Family secrets. They're as common and as varied --- and as much a part of life itself --- as are families themselves. Such secrets, those that we keep and those that we discover, greatly influence who we are and how we live. And our guest is an expert in this regard: Jane Isay is a writer (and former book editor and publisher) whose previous works include "Walking on Eggshells," about parents and their adult children, and "Mom Still Likes You Best," about adult siblings.
On this edition of The Best of StudioTulsa, we revisit our discussion with Katy Butler, an accomplished journalist whose work has appeared in The New Yorker, The New York Times Magazine, The Best American Essays, and The Best Buddhist Writing.
On this edition of our show, we welcome Casey Gwinn, who served as the elected City Attorney of San Diego, California, from 1996 to 2004, and who is now the President of the National Family Justice Center Alliance. (He was once named by The American Lawyer magazine as one of the top 45 public lawyers in the U.S. --- and you can view his full bio here.) Mr. Gwinn was in Tulsa yesterday, Wednesday the 9th, to participate in the dedication of --- and the "home warming" party for --- Tulsa's new Family Safety Center.
As some of us know already, Oklahoma leads the nation, by a lamentably significant margin, in female incarcerations --- and two-thirds of the women in our state's prisons are actually there for non-violent offenses. Today, we hear about on-going efforts to combat this trend. On this edition of StudioTulsa on Health, Dr. John Schumann, our guest host, learns about Women in Recovery (or WIR), an outpatient incarceration-alternative for women facing long prison sentences for non-violent, drug-related offenses.
On this installment of ST, we welcome Paul Kent, Executive Director of Tulsa Habitat for Humanity. This cherished, local nonprofit will mark its 25th anniversary this year --- the national Habitat organization, by the way, is about a dozen or so years older --- and the Tulsa chapter is also on track to build its 300th house in our community this coming fall.

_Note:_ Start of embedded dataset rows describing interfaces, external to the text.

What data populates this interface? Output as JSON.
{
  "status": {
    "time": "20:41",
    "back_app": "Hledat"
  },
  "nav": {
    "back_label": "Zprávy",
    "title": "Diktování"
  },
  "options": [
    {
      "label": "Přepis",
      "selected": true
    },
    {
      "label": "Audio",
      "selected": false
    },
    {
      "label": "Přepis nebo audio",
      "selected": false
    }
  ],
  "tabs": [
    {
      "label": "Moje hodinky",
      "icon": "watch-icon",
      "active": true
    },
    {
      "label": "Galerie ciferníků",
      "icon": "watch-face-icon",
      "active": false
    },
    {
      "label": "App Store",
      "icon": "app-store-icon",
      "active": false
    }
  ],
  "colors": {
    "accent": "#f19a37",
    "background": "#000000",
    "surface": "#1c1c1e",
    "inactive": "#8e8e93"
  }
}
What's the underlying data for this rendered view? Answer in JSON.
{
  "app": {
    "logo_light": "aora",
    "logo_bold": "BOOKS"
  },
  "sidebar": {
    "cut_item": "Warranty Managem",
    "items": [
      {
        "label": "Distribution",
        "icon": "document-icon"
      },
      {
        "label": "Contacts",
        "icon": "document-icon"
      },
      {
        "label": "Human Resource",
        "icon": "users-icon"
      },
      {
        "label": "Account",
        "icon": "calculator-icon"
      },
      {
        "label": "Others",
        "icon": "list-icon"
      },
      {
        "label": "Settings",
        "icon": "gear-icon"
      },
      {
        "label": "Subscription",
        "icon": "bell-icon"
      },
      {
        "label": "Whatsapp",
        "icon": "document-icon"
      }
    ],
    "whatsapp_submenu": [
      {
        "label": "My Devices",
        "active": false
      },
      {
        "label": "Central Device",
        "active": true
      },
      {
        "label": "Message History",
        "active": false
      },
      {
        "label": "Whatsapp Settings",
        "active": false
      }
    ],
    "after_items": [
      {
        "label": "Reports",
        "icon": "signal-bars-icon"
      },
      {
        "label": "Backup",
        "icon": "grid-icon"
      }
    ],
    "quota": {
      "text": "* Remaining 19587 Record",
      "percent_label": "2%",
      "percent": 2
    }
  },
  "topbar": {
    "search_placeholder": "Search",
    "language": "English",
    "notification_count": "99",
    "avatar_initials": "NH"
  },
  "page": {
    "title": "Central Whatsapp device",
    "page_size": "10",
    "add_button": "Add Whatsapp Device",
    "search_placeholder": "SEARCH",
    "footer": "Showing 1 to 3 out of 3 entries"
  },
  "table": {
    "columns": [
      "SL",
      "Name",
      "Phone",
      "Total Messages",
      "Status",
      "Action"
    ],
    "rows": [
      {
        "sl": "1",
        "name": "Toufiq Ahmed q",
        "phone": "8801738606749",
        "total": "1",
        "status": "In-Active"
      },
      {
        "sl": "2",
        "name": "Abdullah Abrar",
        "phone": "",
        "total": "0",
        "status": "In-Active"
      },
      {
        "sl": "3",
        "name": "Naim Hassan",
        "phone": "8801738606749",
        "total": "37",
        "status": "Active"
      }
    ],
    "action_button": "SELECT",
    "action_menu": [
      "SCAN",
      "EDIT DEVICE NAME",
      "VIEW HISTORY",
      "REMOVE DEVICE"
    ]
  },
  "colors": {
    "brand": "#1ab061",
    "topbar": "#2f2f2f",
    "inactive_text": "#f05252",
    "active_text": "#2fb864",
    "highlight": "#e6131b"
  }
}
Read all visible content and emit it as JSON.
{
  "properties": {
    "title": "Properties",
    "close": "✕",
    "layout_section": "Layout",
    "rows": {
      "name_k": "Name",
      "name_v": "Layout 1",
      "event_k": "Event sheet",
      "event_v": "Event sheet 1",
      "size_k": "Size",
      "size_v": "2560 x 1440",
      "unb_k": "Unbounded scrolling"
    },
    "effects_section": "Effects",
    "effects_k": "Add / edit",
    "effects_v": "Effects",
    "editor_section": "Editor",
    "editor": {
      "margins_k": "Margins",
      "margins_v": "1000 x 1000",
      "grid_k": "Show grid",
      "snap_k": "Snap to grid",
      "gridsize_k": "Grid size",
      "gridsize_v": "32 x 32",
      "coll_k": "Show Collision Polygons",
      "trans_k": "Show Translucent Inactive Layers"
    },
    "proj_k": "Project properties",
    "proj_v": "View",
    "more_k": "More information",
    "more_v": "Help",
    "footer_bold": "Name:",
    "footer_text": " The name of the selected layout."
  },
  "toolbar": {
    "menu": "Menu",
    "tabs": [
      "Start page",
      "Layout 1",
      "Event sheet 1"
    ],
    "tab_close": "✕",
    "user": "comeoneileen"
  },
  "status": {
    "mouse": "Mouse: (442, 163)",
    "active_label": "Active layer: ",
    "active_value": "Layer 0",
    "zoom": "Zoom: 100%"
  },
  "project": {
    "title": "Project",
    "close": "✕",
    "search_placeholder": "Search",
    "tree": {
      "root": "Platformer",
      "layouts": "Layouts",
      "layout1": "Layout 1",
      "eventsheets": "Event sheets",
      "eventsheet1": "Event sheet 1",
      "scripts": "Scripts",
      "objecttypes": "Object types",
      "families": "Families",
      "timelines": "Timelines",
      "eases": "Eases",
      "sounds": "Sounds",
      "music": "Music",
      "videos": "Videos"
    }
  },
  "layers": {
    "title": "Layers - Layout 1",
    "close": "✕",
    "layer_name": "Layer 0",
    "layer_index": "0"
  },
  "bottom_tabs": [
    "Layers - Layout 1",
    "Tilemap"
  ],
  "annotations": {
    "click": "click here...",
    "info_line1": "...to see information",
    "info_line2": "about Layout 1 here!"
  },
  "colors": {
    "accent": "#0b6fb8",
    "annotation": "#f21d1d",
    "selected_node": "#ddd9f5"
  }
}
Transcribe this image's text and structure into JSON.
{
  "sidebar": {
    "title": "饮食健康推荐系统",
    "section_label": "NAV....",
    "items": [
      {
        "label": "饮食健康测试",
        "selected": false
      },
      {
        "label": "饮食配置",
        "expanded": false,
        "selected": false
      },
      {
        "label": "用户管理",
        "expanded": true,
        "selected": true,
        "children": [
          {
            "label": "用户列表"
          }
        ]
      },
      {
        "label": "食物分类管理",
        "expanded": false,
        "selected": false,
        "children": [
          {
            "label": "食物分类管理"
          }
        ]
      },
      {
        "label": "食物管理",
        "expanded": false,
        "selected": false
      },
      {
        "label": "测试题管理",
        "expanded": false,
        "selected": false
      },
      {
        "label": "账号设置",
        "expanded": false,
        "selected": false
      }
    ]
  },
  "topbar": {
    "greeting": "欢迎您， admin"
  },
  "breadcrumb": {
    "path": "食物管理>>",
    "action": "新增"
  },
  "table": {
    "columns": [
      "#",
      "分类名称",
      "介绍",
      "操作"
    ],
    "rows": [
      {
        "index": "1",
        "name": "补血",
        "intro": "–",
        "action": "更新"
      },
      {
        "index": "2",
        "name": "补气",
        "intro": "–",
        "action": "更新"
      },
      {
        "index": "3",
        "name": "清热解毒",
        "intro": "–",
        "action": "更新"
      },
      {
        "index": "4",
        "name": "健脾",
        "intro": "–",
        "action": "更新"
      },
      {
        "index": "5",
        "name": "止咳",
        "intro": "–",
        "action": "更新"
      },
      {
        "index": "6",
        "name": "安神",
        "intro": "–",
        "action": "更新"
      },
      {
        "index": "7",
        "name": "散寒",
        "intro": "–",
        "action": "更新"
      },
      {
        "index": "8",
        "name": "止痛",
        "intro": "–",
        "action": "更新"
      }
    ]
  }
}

On this edition of ST, a nuts-and-bolts discussion of a topic that few of us actually want to talk about. Nevertheless, our program covers some important ground today; our guest is Scott Taylor Smith, a venture capitalist and lawyer in California, who talks about his new book, "When Someone Dies: The Practical Guide to the Logistics of Death." This is a useful and readable guidebook that is --- as was noted in the Library Home Journal --- "well-organized, succinct, and detailed without being overwhelming....
On this installment of our show, which originally aired earlier this year, we speak with the author and journalist Mei-Ling Hopgood, formerly of Buenos Aires, now living and working (and parenting) in the American Midwest. Hopgood's new book is called "How Eskimos Keep Their Babies Warm: And Other Adventures in Parenting (from Argentina to Tanzania and Everywhere in Between)." It's an engrossing and accessible book about what we as Americans can learn from how other cultures approach the challenges all parents confront: bedtimes, potty training, feeding, play dates, teaching, and so forth.
On today's show, which originally aired earlier this year, we offer a conversation with Katherine Newman, Dean of the Krieger School of Arts and Sciences and Professor of Sociology at Johns Hopkins University, who's written several books on middle-class economic instability, urban poverty, and the sociology of inequality.